Mirror reflections have multifarious interpretations: some view the image as objective truth, while others identify its inherent reversal as proof of the mirror’s deception or illusion. Mirrors confine and frame the visible, although they may also exaggerate it infinitely—for example, when two mirrors face each other.
We are so used to viewing our reflection on a daily basis that we often fail to see who or what is staring back. The same is true of the photographic image: despite the complexities of photography, even the most atrocious scenes of conflict and war dissolve in the indiscriminate and ubiquitous depictions encountered in the media.

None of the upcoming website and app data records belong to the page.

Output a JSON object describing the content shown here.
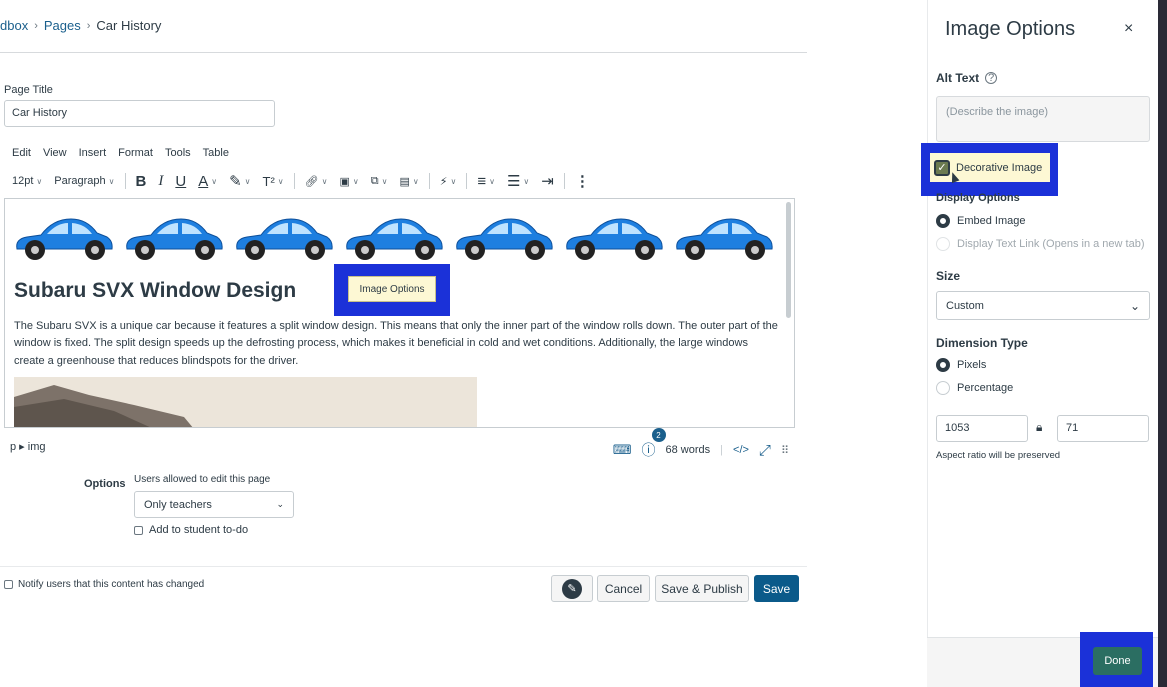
{
  "breadcrumb": {
    "items": [
      "dbox",
      "Pages",
      "Car History"
    ],
    "separator": "›"
  },
  "page_title": {
    "label": "Page Title",
    "value": "Car History"
  },
  "menubar": [
    "Edit",
    "View",
    "Insert",
    "Format",
    "Tools",
    "Table"
  ],
  "toolbar": {
    "font_size": "12pt",
    "block_format": "Paragraph",
    "bold": "B",
    "italic": "I",
    "underline": "U",
    "text_color": "A",
    "superscript": "T²",
    "more": "⋮"
  },
  "editor": {
    "car_count": 7,
    "heading": "Subaru SVX Window Design",
    "image_options_button": "Image Options",
    "paragraph": "The Subaru SVX is a unique car because it features a split window design. This means that only the inner part of the window rolls down. The outer part of the window is fixed. The split design speeds up the defrosting process, which makes it beneficial in cold and wet conditions. Additionally, the large windows create a greenhouse that reduces blindspots for the driver."
  },
  "statusbar": {
    "path": "p ▸ img",
    "a11y_badge": "2",
    "word_count": "68 words",
    "html_toggle": "</>"
  },
  "options": {
    "label": "Options",
    "edit_label": "Users allowed to edit this page",
    "edit_value": "Only teachers",
    "todo_label": "Add to student to-do"
  },
  "notify_label": "Notify users that this content has changed",
  "footer": {
    "cancel": "Cancel",
    "save_publish": "Save & Publish",
    "save": "Save"
  },
  "tray": {
    "title": "Image Options",
    "close": "×",
    "alt_text_label": "Alt Text",
    "alt_text_placeholder": "(Describe the image)",
    "decorative_label": "Decorative Image",
    "display_options_label": "Display Options",
    "embed_label": "Embed Image",
    "link_label": "Display Text Link (Opens in a new tab)",
    "size_label": "Size",
    "size_value": "Custom",
    "dimension_type_label": "Dimension Type",
    "pixels_label": "Pixels",
    "percentage_label": "Percentage",
    "width": "1053",
    "height": "71",
    "aspect_note": "Aspect ratio will be preserved",
    "done": "Done"
  },
  "colors": {
    "highlight": "#1b31d8",
    "primary": "#0b5a8a",
    "done": "#2b6e62",
    "link": "#1a5f8c",
    "car": "#1e7fe0"
  }
}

Sanaz Mazinani’s recent photographic collages physically jar these images out of this mediascape. By presenting chaotic explosions in mirrored, kaleidoscopic arrangements that refuse to lie flat, Mazinani impedes a passive spectatorship; the representation of conflict is both visual and haptic.
Each work in Mirrored Explosions is an intervention in space, challenging the privileged vantage through which the politics of war are mediated. Problematizing both the mirrored reflection and the photographic lens, Mazinani ruptures our modes of observation, forcibly asking: How does an image’s mediation affect moral or political judgments? To what extent are these images real to us? How can the implications of war be more visibly, and tangibly, understood through representation?